● Given information:
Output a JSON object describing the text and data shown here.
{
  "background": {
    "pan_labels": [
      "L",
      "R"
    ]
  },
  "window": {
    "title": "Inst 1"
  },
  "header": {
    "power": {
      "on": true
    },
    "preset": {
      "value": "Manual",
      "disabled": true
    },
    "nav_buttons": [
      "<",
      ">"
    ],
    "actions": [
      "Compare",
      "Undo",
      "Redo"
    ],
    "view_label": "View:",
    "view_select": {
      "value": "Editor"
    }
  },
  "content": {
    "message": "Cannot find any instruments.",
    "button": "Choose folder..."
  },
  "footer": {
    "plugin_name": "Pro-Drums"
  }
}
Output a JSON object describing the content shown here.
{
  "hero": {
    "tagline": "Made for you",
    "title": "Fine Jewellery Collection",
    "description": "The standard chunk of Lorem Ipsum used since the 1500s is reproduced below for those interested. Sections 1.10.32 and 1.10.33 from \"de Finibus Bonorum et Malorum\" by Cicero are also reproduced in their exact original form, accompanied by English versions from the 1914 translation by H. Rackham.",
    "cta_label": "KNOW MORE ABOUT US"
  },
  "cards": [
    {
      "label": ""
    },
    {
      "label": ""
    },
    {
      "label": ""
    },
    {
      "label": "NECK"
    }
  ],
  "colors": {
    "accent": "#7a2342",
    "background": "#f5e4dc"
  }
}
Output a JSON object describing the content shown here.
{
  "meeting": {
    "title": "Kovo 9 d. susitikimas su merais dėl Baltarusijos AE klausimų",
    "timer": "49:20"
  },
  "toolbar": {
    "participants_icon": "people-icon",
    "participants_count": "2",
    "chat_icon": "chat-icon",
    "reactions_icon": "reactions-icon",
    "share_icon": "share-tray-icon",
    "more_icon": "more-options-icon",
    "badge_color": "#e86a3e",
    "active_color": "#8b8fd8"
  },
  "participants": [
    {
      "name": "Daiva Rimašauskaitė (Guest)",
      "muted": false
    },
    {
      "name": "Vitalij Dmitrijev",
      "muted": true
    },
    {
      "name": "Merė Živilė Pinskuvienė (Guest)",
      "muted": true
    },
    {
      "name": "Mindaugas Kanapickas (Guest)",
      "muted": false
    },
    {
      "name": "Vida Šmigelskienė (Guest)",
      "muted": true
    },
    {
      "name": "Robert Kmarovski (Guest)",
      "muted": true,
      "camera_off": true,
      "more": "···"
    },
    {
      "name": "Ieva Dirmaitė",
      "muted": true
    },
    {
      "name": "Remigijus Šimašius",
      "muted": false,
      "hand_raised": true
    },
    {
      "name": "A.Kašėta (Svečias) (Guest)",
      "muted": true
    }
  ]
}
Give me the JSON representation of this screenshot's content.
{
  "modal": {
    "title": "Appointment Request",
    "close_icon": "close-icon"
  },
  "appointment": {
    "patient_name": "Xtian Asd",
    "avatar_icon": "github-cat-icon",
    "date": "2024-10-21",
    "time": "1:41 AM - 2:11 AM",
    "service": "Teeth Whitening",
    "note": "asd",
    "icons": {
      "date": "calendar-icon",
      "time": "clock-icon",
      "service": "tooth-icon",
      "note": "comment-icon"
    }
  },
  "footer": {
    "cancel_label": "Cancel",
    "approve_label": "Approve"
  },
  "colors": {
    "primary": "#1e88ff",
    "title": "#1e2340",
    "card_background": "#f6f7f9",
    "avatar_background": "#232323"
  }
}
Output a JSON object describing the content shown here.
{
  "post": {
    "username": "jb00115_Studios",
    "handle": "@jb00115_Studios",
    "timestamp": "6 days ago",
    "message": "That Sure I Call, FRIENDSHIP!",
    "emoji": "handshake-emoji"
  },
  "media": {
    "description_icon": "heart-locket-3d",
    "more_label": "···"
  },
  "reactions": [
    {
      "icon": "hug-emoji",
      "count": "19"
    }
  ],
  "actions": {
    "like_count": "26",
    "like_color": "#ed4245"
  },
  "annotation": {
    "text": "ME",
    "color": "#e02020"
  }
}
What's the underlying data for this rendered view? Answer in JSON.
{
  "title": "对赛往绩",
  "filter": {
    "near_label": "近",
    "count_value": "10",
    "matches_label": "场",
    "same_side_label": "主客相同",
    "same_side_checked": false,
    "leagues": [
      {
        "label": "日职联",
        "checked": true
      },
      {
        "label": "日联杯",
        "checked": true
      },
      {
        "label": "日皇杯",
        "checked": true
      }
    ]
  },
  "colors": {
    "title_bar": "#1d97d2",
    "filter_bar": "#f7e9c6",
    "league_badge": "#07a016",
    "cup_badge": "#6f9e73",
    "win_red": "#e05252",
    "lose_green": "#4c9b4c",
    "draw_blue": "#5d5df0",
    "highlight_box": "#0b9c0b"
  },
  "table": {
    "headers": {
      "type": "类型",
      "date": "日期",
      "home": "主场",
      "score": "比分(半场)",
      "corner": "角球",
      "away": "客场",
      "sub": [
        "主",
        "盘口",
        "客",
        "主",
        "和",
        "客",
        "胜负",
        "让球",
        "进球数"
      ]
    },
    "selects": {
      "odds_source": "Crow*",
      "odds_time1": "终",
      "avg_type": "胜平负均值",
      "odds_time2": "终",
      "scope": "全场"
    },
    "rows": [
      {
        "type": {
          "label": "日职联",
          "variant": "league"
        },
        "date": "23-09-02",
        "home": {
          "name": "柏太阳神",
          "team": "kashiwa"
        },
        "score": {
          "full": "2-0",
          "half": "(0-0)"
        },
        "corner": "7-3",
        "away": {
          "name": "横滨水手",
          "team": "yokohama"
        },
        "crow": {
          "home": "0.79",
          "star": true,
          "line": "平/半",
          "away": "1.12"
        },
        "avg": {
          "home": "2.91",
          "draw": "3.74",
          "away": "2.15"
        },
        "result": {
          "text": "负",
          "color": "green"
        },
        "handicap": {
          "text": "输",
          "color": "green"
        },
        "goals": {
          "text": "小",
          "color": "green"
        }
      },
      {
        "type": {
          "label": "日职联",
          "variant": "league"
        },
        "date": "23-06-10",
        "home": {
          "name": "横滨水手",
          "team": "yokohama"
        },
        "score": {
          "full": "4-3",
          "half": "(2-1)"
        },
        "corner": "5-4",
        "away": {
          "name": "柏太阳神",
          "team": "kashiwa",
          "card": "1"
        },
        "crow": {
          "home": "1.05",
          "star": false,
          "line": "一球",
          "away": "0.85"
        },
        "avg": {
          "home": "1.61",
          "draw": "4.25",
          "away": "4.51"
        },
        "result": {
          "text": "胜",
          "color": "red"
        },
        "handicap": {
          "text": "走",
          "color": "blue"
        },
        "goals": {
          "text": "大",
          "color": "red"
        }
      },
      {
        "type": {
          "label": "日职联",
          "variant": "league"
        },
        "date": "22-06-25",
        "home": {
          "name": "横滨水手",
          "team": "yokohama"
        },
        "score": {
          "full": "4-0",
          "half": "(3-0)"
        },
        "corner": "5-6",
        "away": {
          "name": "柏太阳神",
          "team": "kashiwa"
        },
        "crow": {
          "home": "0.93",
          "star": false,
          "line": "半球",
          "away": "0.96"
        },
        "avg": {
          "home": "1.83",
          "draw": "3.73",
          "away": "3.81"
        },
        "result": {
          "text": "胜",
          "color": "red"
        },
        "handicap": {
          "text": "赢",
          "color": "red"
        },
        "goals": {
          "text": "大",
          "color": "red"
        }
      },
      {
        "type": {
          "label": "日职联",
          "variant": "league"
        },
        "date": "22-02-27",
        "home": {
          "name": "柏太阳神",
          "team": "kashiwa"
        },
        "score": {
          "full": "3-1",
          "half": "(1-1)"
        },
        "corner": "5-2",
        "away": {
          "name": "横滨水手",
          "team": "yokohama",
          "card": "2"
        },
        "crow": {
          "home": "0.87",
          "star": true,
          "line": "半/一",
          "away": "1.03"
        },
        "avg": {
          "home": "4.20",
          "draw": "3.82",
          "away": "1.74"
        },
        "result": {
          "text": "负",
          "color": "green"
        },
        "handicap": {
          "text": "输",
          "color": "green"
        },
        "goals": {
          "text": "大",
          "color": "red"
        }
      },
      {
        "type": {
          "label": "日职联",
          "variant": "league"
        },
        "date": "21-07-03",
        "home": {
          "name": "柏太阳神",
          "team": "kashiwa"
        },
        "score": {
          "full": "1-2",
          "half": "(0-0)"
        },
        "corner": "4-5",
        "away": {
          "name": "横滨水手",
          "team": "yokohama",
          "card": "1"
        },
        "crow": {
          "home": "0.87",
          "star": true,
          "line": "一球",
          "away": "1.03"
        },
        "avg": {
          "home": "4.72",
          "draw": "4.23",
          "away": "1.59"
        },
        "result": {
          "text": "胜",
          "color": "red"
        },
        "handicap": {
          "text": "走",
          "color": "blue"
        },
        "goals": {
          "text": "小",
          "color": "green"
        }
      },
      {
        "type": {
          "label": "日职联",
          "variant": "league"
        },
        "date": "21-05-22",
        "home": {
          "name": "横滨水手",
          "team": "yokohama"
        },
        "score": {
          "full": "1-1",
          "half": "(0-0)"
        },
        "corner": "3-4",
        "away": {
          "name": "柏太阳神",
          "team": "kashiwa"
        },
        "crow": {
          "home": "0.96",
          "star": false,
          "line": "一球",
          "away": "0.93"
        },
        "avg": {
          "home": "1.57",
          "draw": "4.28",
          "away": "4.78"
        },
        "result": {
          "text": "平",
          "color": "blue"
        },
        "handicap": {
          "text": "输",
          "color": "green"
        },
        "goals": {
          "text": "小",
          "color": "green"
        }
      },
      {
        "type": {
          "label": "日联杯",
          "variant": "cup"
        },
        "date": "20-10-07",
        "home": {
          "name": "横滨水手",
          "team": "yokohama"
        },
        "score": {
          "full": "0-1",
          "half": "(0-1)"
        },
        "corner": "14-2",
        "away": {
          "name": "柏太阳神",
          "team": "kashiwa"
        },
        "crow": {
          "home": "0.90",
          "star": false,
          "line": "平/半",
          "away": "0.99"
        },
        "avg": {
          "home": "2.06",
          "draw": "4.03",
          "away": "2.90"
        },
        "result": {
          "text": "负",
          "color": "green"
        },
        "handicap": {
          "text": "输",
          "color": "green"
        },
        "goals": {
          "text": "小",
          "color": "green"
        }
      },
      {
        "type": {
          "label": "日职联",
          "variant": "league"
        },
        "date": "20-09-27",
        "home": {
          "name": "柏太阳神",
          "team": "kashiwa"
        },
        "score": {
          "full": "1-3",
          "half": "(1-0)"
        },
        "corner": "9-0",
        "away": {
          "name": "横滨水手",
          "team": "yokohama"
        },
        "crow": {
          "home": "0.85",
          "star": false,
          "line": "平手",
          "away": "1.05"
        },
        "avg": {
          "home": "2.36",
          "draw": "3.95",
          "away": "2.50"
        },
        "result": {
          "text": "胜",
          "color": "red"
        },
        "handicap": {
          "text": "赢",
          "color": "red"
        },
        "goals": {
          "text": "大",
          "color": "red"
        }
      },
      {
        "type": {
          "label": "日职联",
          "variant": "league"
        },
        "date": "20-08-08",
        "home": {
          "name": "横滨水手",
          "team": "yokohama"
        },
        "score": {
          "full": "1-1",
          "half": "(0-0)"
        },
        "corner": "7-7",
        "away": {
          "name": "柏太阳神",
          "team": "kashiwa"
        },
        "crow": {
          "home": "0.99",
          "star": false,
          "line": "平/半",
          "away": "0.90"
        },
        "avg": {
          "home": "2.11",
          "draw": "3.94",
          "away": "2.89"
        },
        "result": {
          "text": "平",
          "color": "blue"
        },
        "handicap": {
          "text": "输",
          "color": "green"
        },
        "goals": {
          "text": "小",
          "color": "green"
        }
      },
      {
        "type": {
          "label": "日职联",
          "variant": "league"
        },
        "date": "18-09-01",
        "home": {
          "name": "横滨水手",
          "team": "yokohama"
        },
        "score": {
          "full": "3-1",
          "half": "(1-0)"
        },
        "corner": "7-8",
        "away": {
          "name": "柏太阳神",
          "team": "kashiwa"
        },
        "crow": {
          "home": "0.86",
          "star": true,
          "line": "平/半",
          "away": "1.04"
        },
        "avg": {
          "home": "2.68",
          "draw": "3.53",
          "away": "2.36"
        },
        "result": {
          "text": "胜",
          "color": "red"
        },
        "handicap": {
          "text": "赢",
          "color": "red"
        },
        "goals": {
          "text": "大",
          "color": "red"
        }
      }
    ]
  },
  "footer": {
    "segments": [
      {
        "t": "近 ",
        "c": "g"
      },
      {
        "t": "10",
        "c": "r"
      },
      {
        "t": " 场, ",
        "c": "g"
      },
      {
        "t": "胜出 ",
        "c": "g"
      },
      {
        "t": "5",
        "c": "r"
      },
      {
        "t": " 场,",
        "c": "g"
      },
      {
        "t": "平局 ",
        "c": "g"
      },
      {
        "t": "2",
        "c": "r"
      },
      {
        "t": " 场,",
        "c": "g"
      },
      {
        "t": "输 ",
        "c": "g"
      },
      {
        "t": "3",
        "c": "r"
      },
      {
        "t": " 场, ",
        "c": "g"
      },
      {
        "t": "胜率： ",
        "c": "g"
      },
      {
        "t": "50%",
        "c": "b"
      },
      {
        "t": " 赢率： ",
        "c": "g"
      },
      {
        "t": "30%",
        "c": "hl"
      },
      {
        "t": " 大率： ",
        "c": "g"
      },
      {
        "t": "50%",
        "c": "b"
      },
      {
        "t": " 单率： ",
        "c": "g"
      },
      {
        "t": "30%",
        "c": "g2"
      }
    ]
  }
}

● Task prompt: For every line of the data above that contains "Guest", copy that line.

● Response below:
      "name": "Daiva Rimašauskaitė (Guest)",
      "name": "Merė Živilė Pinskuvienė (Guest)",
      "name": "Mindaugas Kanapickas (Guest)",
      "name": "Vida Šmigelskienė (Guest)",
      "name": "Robert Kmarovski (Guest)",
      "name": "A.Kašėta (Svečias) (Guest)",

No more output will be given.